- **What you have to do**
Go through the data and copy each line where the word "Computer" shows up.

Dataset items:
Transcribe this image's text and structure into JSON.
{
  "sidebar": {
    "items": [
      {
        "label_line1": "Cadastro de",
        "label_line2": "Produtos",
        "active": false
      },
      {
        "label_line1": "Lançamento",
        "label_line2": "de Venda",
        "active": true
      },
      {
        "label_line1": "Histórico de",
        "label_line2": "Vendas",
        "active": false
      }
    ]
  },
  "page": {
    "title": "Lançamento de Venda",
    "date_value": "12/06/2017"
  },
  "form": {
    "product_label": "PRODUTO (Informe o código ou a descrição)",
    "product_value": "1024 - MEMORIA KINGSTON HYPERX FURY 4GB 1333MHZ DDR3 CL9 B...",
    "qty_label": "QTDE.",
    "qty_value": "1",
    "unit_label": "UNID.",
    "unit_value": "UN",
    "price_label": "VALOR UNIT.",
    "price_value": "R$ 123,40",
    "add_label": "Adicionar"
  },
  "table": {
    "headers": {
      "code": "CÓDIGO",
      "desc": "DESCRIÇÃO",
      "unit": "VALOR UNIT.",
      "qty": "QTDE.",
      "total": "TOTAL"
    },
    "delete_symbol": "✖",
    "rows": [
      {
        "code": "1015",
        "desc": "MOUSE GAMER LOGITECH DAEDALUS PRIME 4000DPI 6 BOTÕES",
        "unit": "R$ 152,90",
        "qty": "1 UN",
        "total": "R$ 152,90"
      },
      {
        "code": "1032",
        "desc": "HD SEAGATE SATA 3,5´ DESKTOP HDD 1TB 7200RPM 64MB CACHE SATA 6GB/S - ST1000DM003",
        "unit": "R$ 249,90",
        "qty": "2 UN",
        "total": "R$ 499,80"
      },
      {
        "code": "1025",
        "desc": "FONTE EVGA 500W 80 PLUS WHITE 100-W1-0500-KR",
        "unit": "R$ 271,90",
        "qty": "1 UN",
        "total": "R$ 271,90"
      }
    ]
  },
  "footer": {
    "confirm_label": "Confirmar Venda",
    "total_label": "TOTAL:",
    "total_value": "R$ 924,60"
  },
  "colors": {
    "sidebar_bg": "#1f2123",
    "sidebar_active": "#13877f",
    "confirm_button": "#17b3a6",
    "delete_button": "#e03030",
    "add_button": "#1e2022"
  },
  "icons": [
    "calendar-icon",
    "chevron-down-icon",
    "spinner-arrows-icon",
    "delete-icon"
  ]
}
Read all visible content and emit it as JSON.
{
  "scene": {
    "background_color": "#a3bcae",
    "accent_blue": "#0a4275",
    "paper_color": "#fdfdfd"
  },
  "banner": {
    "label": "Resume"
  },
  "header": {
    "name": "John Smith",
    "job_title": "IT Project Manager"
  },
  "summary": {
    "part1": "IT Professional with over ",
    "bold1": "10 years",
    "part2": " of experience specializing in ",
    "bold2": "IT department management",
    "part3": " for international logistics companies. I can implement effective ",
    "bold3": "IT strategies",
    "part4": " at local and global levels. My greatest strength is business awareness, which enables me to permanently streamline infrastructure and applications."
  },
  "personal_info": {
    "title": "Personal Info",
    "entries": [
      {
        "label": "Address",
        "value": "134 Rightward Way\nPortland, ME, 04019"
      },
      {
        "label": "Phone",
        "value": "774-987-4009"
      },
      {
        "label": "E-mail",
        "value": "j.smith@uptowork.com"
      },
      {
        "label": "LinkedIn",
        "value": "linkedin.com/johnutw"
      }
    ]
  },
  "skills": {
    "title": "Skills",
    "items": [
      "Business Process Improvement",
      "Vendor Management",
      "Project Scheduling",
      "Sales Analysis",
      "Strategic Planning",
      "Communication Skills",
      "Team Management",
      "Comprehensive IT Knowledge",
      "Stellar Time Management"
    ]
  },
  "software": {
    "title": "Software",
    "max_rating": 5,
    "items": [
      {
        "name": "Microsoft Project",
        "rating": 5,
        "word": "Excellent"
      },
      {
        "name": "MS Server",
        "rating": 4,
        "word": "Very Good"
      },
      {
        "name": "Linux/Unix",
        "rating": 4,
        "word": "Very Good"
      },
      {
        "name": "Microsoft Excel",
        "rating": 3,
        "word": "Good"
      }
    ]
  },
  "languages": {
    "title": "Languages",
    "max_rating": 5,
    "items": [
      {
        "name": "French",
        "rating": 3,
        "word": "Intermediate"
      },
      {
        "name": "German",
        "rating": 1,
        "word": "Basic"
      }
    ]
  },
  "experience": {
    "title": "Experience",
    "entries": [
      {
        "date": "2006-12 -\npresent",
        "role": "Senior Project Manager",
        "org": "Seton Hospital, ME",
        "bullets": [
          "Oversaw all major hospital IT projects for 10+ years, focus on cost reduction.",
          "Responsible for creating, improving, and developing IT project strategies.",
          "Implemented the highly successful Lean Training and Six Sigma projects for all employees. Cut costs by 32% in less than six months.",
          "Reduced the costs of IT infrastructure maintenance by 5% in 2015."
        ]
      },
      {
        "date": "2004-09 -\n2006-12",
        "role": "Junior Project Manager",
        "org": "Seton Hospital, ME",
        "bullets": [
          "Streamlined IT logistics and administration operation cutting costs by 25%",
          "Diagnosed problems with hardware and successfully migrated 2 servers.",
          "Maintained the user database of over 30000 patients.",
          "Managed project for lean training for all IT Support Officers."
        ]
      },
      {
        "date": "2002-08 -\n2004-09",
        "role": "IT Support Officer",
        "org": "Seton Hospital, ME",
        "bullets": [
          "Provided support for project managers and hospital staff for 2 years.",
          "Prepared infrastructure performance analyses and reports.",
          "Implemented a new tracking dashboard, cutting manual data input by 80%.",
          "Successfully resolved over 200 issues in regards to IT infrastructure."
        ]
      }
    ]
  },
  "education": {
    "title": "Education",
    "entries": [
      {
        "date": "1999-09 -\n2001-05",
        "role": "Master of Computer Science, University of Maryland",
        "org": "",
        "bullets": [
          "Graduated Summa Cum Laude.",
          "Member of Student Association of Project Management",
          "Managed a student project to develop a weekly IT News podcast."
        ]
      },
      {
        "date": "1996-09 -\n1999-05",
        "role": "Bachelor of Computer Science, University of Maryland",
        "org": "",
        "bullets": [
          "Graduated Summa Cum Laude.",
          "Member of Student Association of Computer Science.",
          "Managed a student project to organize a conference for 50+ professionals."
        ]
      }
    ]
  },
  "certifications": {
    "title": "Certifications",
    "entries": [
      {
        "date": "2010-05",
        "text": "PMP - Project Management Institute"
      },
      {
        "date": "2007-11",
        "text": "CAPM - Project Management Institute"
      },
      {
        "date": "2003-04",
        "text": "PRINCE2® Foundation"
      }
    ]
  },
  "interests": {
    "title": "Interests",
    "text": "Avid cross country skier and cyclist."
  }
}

- **The completed task**
        "role": "Master of Computer Science, University of Maryland",
        "role": "Bachelor of Computer Science, University of Maryland",
          "Member of Student Association of Computer Science.",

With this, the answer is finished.